Taj Mahal said he was going to deconstruct “Honky Tonk Women” into the country blues that is so dear to the Stones. Along with his daughter Deva he got one of the biggest standing ovations of the night. Definitely another highlight of the evening. His daughter is a gift to us.

I was interested to see what Rosanne Cash would do with “Gimme Shelter.” I love singing that song, especially the backing vocal. This is a showcase for one of the backing singers during Stones’ concerts. Someone was playing harmonica and I thought it was – could it be? Cash introduced him at the end and it was my honey, John B. Sebastian. Cat Russell killed the Merry Clayton part although I’d have preferred if she’d been allowed to let loose a bit more. Cash was great – she belted the song with confidence and totally rocked out.

Carolina Chocolate Drops played a string band version of “Midnight Rambler.” This is one of my least favorite Stones songs so I was very happy to hear a very original version of it. CCD’s musicianship and vocals were outstanding.

Jackie Greene performed “Brown Sugar.” There was much teasing going on because violaleeblue likes him and was hoping rtb and I would so expectations were high. He was very good. I’d have to hear him sing his own songs to decide how much I like him.

Marc Cohn finished the album with “Wild Horses” with Rosanne and Cash and Jackson Browne on background vocals.

Now I was waiting to hear what surprises there were in store. In the past Bruce Springsteen and REM showed up to their tribute shows but there was no Rolling Stones at this show. But when Houston announced that the singer of Horses and High Heels would be performing “Sister Morphine” I actually yelped with joy. Marianne Faithfull came out and sang the song she co-wrote with Mick and Keith and you know that she has lived every world-weary lyric.

Then Houston announced that everyone would come out to sing “Tumbling Dice” and the audience should sing along since we all know the words. I had to laugh. Doesn’t everyone know the story? Mick was at a Linda Ronstadt concert and backstage he told her that she should sing “Tumbling Dice.” Linda told Mick that she couldn’t because no one understands what he is singing. So Mick wrote down the lyrics for her and then she recorded the song. Except for two of the back-up singers and a few others, it seems that most of the performers and most of the audience do not know the lyrics to “Tumbling Dice” except for the chorus. Steve Earle was the first one out and immediately asked Lenny Kaye if he could use his acoustic guitar and Steve stayed in the back so he wouldn’t have to sing. But it was a very fun ending to a fantastic evening.
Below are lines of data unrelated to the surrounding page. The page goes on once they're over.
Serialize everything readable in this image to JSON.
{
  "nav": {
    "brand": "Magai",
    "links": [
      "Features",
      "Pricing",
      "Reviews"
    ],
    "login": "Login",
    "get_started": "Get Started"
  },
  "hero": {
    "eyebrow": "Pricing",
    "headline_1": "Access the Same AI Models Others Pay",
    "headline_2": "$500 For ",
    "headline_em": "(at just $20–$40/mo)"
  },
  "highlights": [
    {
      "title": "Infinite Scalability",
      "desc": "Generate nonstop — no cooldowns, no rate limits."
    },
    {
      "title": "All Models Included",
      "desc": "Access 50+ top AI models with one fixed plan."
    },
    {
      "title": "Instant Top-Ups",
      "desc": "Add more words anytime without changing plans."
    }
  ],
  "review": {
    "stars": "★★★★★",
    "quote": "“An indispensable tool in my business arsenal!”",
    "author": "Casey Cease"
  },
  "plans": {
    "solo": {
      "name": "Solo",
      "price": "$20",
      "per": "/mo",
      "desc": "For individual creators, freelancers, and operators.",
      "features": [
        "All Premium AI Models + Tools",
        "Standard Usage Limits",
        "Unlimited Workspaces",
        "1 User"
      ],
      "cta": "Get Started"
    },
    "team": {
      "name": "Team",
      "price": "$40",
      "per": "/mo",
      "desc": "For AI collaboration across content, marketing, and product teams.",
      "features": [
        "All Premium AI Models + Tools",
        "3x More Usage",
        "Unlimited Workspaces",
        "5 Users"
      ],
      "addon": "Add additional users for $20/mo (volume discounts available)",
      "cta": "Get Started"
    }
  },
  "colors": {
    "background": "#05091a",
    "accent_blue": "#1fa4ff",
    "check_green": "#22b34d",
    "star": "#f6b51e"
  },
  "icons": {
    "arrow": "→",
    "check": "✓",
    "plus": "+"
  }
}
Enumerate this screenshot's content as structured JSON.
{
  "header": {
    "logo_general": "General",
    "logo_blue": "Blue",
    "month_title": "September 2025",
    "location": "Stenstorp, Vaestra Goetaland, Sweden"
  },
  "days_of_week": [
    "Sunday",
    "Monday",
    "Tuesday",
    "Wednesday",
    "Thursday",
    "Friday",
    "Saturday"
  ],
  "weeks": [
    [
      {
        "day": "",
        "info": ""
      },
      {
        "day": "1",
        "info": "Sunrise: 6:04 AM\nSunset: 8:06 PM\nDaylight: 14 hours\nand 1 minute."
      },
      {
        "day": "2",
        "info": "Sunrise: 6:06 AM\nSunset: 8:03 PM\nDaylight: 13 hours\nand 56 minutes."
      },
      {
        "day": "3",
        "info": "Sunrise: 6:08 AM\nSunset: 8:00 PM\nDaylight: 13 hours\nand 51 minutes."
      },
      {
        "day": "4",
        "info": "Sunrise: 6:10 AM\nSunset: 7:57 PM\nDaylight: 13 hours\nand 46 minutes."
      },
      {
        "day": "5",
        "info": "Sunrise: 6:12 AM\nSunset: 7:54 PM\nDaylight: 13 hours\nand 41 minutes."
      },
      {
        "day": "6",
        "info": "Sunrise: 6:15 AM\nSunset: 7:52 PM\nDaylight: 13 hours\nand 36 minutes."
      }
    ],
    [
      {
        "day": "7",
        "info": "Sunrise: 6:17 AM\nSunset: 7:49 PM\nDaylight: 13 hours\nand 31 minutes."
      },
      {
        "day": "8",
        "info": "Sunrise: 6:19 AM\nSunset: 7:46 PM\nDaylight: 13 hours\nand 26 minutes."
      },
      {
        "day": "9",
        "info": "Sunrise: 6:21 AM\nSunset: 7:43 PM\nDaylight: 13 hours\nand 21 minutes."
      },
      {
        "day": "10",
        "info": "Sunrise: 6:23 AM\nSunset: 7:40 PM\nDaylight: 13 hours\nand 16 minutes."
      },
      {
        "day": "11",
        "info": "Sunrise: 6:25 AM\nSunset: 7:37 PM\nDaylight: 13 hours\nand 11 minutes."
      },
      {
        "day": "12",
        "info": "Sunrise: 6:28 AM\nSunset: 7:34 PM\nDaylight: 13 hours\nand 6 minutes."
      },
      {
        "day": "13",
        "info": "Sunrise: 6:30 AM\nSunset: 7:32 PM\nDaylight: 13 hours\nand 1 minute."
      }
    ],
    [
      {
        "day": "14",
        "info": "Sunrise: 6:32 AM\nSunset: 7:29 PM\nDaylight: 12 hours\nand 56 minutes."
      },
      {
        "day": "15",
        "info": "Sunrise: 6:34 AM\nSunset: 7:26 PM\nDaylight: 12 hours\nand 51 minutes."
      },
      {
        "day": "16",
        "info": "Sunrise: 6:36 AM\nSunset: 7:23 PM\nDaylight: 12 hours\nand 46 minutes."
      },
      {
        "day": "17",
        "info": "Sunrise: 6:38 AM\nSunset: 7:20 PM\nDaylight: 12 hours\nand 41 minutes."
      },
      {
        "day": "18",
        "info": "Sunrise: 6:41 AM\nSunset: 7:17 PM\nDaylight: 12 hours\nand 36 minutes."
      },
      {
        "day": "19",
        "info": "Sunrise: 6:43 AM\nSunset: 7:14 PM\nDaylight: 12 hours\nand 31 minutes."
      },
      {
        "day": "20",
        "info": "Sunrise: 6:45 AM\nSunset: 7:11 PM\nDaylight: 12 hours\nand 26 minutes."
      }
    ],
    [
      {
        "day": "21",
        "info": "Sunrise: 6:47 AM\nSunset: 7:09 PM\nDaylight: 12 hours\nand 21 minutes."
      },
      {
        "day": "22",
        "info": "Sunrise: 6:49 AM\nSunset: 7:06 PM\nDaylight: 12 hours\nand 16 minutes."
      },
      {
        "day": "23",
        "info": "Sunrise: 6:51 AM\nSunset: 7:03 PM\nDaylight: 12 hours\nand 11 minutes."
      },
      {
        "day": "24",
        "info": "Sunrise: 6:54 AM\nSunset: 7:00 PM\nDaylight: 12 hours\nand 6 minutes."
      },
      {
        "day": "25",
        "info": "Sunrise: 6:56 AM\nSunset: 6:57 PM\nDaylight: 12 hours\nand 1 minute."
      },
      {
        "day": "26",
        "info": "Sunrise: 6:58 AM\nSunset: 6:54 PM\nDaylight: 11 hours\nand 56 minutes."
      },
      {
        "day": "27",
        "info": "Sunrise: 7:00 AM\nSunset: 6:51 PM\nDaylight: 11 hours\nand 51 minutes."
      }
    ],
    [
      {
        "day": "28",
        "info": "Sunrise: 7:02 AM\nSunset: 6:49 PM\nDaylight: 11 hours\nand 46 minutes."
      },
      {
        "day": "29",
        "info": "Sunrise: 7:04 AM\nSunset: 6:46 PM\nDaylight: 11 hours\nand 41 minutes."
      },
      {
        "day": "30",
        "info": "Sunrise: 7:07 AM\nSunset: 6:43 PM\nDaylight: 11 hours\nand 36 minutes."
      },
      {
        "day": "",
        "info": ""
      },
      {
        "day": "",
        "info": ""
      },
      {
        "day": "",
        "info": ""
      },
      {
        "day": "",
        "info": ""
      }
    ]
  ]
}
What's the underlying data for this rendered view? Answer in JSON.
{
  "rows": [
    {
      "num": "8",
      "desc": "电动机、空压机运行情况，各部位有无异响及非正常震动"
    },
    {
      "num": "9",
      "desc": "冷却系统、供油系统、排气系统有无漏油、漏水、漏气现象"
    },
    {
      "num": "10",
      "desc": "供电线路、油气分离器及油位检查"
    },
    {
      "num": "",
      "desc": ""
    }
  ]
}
The only improvement would be to pay tribute to the Stones again and allow the artists to choose songs from their entire catalog.

100% of the net profit from the show ($100,000 according to Dorf) goes to music education:
• Church Street School for Music and Art
• The Pinwheel Project
• Music Unites
• The American Symphony Orchestra
• Young Audiences New York
• Fixing Instruments for Kids in Schools
• The Mr. Holland’s Opus Foundation
• Midori and Friends
• The Center for Arts Education

By Carene Lydia Lopez